# Extracted data entries
↓↓↓

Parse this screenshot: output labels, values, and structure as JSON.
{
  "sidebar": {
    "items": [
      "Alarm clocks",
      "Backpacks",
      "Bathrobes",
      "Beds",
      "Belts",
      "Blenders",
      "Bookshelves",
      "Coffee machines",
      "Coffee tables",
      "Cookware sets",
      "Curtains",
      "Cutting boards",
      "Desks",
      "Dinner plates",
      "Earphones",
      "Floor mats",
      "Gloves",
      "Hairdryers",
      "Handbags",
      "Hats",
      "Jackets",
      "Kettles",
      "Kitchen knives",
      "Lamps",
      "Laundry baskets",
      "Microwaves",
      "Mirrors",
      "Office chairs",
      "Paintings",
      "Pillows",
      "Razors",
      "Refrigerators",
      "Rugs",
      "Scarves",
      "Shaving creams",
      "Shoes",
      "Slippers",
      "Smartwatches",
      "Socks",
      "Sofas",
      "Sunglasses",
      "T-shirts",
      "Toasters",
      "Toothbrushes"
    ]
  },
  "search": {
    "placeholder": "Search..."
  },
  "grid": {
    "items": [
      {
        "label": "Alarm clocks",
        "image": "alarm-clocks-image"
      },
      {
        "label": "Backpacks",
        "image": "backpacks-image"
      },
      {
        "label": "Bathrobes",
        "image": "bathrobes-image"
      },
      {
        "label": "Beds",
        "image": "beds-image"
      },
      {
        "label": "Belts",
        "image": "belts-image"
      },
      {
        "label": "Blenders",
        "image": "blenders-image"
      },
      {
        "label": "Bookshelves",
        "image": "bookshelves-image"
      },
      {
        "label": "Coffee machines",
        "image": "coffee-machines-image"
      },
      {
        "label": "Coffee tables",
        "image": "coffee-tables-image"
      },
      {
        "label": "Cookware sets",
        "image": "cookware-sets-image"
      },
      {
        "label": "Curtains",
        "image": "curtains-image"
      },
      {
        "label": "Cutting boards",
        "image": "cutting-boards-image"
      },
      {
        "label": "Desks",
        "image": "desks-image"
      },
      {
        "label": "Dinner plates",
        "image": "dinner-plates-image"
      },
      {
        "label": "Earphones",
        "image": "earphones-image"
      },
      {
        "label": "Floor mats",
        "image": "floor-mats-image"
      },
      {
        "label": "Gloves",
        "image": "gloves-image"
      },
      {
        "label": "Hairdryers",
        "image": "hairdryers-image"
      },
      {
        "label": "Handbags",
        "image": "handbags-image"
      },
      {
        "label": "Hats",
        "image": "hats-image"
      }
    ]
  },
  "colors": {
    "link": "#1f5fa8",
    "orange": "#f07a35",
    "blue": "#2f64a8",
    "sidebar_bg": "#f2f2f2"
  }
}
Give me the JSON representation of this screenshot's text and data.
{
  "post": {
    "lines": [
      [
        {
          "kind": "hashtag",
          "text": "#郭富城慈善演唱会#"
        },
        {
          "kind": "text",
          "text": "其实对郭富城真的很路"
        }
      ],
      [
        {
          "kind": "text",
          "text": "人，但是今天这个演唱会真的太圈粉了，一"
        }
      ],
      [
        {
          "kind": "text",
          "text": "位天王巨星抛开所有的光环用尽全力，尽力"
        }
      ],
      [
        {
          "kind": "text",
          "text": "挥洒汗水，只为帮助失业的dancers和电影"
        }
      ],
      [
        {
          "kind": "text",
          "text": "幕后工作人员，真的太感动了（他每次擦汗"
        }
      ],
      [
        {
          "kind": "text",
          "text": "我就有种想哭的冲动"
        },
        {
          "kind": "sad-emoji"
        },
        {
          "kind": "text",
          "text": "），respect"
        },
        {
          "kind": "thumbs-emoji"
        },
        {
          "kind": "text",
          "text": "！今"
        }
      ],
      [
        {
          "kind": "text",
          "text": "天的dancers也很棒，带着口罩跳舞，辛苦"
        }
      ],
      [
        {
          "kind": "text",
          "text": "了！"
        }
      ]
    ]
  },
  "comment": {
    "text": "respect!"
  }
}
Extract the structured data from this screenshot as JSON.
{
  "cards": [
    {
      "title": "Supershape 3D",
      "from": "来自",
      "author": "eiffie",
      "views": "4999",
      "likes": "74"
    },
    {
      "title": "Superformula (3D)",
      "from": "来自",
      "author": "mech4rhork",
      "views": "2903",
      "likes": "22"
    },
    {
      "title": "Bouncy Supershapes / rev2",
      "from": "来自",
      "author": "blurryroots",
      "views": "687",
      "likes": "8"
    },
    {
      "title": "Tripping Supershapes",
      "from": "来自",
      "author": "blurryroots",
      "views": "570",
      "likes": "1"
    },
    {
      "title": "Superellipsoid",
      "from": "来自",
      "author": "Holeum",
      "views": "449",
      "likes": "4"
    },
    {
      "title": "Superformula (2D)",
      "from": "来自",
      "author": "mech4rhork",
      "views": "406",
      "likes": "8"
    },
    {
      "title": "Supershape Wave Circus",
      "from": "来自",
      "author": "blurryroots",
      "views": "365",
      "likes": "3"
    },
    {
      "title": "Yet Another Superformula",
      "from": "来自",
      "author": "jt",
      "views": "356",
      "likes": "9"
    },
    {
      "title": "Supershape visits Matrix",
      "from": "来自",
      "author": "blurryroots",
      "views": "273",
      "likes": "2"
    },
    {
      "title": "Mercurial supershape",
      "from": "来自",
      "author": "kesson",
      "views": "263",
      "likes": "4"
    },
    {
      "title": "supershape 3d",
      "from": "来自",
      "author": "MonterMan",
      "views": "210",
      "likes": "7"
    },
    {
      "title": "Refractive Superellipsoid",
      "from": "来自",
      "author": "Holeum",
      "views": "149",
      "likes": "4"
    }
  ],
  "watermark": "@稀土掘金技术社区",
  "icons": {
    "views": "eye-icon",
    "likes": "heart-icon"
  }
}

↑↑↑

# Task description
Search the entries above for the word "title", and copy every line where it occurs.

# Answer for the task
      "title": "Supershape 3D",
      "title": "Superformula (3D)",
      "title": "Bouncy Supershapes / rev2",
      "title": "Tripping Supershapes",
      "title": "Superellipsoid",
      "title": "Superformula (2D)",
      "title": "Supershape Wave Circus",
      "title": "Yet Another Superformula",
      "title": "Supershape visits Matrix",
      "title": "Mercurial supershape",
      "title": "supershape 3d",
      "title": "Refractive Superellipsoid",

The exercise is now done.